“The first is the continued emphasis on using evidence to support medication use in otolaryngology. Sufficient evidence exists to substantially limit proton pump inhibitor use in our field. The second trend is the continued improvement in care that may be realized by improving how physicians work and communicate together,” he wrote. – by Janel Miller

Disclosures: Prager reports serving as treasurer, board member and founder’s stock owner of Triple Endoscopy. None of the other authors reported any relevant financial disclosures.

 

Children with oropharyngeal dysphagia who used PPIs to alleviate aspiration were at increased risk for hospitalization, according to findings recently published in JAMA Otolaryngology-Head Neck Surgery.

“Acid suppressing medications are still commonly used for empirical therapy in pediatric patients with oropharyngeal dysphagia and aspiration because of the frequent symptom overlap, (including coughing, feeding difficulties, and vomiting) between reflux and oropharyngeal dysphagia in young children,” Rachel L. Rosen, MD, MPH, of Boston Children’s Hospital, and colleagues wrote.

“There is little data to support this approach and the potential risk for increased infections in children treated with [proton pump inhibitors] may outweigh any potential benefit,” they added.

Researchers retrospectively reviewed records of 293 children aged 2 years and younger who had abnormal results on videofluoroscopic swallow studies. Of those, 149 received proton pump inhibitors. This age group was chosen because it has both the highest rate of oropharyngeal dysphagia and most frequent use of proton pump inhibitors among pediatric patients, according to researchers.

After adjustment for comorbidities, Rosen and colleagues found patients who received proton pump inhibitors had higher hospital admission rates (incidence rate ratio = 1.77; 95% CI, 1.16-2.68) and admission nights (incidence rate ratio = 2.51; 95% CI, 1.36-4.62). Patients with enteral tubes who were prescribed proton pump inhibitors were at the highest risk for hospital admission (HR = 2.31; 95% CI, 1.24-4.31).

“These results support growing concern about potential risks of proton pump inhibitors and suggest the need to reevaluate the use of pharmacologic acid suppression in children with aspiration,” Rosen and colleagues concluded.

 
Children with oropharyngeal dysphagia who used PPIs to alleviate aspiration were at increased risk for hospitalization, according to findings recently published in JAMA Otolaryngology-Head Neck Surgery.
Source:Adobe

In a related editorial, Jeremy D. Prager, MD, MBA, of the division of pediatric otolaryngology at Children’s Hospital Colorado, agreed with the potential for increased risk and provided takeaways to clinicians based on the findings.

“The first is the continued emphasis on using evidence to support medication use in otolaryngology.

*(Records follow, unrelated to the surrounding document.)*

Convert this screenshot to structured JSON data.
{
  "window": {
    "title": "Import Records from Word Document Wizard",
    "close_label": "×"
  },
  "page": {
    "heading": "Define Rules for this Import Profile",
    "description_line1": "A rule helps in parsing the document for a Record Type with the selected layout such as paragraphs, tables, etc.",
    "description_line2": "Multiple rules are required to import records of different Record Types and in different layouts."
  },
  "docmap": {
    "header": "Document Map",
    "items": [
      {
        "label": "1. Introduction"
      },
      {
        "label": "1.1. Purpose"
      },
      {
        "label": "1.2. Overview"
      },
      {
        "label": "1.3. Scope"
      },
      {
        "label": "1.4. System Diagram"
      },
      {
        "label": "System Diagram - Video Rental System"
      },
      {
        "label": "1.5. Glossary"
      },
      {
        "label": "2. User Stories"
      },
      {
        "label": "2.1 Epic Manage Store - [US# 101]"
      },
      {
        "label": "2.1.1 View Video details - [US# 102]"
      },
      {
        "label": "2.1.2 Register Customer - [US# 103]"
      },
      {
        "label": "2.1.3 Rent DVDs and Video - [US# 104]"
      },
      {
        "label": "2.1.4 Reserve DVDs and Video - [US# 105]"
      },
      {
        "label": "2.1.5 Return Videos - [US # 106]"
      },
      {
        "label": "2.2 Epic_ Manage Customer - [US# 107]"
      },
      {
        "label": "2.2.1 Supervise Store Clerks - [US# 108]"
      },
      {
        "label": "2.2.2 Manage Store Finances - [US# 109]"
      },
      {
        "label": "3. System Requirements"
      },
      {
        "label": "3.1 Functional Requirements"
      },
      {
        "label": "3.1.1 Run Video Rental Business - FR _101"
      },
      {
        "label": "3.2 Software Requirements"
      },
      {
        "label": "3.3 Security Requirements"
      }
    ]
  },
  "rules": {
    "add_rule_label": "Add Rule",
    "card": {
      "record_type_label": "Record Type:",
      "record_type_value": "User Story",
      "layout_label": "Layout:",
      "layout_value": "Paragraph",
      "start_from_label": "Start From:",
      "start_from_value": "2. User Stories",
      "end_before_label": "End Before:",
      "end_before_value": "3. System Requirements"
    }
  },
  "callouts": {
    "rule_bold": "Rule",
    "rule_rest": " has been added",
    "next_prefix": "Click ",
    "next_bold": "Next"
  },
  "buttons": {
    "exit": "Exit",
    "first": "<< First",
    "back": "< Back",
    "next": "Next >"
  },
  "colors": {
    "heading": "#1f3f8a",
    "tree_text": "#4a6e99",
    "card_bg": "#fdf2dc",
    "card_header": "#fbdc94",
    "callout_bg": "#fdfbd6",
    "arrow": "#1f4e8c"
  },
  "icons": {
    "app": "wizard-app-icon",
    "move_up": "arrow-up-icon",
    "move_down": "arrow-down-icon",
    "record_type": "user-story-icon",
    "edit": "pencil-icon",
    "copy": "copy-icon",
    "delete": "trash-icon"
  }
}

Sufficient evidence exists to substantially limit proton pump inhibitor use in our field. The second trend is the continued improvement in care that may be realized by improving how physicians work and communicate together,” he wrote. – by Janel Miller

Disclosures: Prager reports serving as treasurer, board member and founder’s stock owner of Triple Endoscopy. None of the other authors reported any relevant financial disclosures.